Poluentes Atmosféricos/análise , Atmosfera/química , Ecossistema , Conservação dos Recursos Naturais , Sistemas de Informação Geográfica , Modelos Teóricos
Sci Total Environ ; 304(1-3): 175-84, 2003 Mar 20.
Artigo em Inglês | MEDLINE | ID: mdl-12663182


Elemental Hg (Hg(0)) evolution from soils can be an important process and needs to be measured in more ecosystems. The diffusion model for soil gaseous efflux has been applied to modeling the fluxes of several gases in soils and deserves testing with regard to Hg(0). As an initial test of this model, we examined soil gaseous Hg(0) and CO(2) concentrations at two depths (20 and 40 cm) over the course of a controlled environment study conducted in the EcoCELLs at the Desert Research Institute in Reno, Nevada. We also compared small, spatially distributed gas wells against the more commonly used large gas wells. In this study, two EcoCELLs were first watered (June 2000) and then planted (July 2000) with trembling aspen (Populus tremuloides). Following that, trees were harvested (October 2000) and one EcoCELL (EcoCELL 2) was replanted with aspen (25 April 2001). During most of the experiment, there was a strong vertical gradient of CO(2) (increasing with depth, as is typical of a diffusion-driven process), but no vertical gradient of soil gaseous Hg(0). Strong diel variations in soil gas Hg(0) concentration were noted, whereas diel variations in CO(2) were small and not statistically significant. Initial watering and planting caused increases in both soil gas CO(2) and Hg(0). Replanting in EcoCELL 2 caused a statistically significant increase in soil gas CO(2) but not Hg(0). Calculated Hg(0) effluxes using the diffusion model produced values two orders of magnitude lower than those measured using field chambers placed directly on the soil or whole-cell fluxes. Neither soil gas Hg(0) concentrations nor calculated fluxes were correlated with measured Hg(0) efflux from soil or from whole EcoCELLs. We conclude that (1) soil gas Hg(0) flux is not diffusion-driven and thus soil gas Hg(0) concentrations cannot be used to calculated soil Hg(0) efflux; (2) soil gas Hg(0) concentrations are increased by watering dry soil, probably because of displacement/desorption processes; (3) soil gas Hg(0) concentrations were unaffected by plants, suggesting that roots and rhizosphere processes are unimportant in controlling Hg(0) evasion from the soil surface. We recommend the use of the small wells in all future studies because they are much easier to install and provide more resolution of spatial and temporal patterns in soil gaseous Hg(0).

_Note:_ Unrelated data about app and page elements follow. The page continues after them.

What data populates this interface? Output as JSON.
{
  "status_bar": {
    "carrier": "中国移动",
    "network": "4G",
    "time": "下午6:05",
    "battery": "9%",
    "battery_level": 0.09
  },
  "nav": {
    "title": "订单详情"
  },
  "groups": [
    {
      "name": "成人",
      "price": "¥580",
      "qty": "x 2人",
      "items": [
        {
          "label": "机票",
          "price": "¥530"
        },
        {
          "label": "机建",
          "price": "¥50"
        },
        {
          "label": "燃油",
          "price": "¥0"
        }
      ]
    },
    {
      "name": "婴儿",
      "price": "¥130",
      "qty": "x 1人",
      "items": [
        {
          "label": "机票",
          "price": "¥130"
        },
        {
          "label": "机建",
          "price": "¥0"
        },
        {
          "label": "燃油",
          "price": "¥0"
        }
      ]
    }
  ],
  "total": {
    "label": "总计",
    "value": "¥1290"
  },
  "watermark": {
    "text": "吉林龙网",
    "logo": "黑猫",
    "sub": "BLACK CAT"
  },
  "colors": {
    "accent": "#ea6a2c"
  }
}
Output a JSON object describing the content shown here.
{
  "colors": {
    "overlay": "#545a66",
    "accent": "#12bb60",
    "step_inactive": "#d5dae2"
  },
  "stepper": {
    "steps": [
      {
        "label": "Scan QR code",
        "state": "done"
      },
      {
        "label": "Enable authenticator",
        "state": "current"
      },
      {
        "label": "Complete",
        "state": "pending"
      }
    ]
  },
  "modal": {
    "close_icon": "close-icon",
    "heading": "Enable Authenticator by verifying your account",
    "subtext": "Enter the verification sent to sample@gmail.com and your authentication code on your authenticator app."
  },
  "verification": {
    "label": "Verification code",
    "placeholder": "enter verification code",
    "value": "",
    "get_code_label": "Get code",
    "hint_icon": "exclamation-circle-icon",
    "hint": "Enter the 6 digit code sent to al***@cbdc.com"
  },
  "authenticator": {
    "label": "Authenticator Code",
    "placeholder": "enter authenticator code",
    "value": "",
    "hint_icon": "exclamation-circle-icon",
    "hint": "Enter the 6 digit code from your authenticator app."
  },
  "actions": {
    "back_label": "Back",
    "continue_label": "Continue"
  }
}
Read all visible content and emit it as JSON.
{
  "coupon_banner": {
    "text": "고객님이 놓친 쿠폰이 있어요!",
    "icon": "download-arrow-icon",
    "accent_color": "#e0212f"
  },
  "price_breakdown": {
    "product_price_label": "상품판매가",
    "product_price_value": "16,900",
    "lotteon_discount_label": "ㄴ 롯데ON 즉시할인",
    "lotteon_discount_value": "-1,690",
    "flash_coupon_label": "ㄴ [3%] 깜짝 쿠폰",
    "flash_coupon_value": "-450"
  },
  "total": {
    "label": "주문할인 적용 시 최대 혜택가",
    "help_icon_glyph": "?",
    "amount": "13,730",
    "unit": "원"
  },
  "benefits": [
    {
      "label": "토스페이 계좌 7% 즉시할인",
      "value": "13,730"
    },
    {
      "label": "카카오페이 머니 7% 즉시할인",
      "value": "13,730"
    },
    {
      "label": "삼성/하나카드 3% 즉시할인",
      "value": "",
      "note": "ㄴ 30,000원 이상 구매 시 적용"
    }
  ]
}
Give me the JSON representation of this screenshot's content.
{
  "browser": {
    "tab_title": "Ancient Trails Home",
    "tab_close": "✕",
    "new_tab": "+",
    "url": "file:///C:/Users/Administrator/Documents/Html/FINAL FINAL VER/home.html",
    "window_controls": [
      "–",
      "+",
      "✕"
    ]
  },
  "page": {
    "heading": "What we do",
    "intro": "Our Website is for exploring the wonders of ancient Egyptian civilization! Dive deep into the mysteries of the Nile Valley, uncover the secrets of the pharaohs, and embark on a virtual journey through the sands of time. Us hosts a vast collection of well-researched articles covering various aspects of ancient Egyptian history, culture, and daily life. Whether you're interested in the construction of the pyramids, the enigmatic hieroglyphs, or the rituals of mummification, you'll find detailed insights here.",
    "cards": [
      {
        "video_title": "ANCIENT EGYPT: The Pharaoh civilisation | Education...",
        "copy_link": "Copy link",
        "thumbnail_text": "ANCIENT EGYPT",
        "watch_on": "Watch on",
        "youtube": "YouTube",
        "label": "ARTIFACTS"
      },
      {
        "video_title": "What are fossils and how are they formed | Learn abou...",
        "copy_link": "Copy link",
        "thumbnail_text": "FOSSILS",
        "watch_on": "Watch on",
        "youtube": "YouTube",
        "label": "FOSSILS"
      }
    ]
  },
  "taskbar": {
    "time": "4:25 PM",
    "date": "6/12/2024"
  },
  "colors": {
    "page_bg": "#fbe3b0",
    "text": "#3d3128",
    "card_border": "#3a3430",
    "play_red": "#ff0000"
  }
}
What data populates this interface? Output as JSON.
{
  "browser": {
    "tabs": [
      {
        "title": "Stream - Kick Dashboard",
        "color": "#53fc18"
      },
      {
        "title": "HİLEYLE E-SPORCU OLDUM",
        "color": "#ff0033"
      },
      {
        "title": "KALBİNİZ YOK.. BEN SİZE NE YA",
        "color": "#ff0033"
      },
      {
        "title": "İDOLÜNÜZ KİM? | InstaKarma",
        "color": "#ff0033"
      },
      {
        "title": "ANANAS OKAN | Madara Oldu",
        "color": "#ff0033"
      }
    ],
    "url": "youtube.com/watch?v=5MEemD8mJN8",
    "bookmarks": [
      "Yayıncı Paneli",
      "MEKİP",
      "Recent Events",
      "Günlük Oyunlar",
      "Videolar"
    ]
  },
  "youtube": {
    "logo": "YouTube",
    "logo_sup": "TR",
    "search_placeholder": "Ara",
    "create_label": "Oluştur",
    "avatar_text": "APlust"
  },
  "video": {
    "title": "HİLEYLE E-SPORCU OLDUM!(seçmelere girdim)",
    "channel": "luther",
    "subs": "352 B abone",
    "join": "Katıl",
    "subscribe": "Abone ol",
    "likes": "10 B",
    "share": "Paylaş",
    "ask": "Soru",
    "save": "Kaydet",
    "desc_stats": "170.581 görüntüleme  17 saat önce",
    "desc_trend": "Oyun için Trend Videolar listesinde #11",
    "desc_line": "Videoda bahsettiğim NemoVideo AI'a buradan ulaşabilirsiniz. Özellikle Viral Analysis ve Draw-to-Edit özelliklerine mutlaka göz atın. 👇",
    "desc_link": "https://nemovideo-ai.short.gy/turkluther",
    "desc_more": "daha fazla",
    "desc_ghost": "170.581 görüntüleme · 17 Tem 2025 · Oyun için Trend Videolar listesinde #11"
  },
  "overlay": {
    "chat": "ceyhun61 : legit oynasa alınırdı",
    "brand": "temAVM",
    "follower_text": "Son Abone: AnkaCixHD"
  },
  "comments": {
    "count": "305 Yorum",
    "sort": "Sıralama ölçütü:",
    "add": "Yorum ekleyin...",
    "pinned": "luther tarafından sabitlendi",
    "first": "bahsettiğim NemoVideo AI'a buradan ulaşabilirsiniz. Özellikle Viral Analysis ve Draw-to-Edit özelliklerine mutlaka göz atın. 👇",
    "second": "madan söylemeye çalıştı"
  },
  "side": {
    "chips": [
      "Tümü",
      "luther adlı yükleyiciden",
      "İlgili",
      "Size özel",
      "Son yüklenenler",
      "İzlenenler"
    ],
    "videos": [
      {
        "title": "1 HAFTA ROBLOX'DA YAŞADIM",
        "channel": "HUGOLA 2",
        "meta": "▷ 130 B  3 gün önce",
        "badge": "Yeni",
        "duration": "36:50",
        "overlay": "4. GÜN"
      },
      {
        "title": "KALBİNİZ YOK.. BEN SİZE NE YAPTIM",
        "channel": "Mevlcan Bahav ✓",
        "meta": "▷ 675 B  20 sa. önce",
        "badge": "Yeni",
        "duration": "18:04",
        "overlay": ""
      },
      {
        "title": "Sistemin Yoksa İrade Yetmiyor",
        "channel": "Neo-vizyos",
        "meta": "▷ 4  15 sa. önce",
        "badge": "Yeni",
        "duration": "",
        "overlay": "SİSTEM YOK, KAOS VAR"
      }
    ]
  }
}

Mercúrio/química , Modelos Teóricos , Poluentes do Solo/análise , Dióxido de Carbono , Difusão , Ecossistema , Monitoramento Ambiental , Gases , Raízes de Plantas , Populus , Volatilização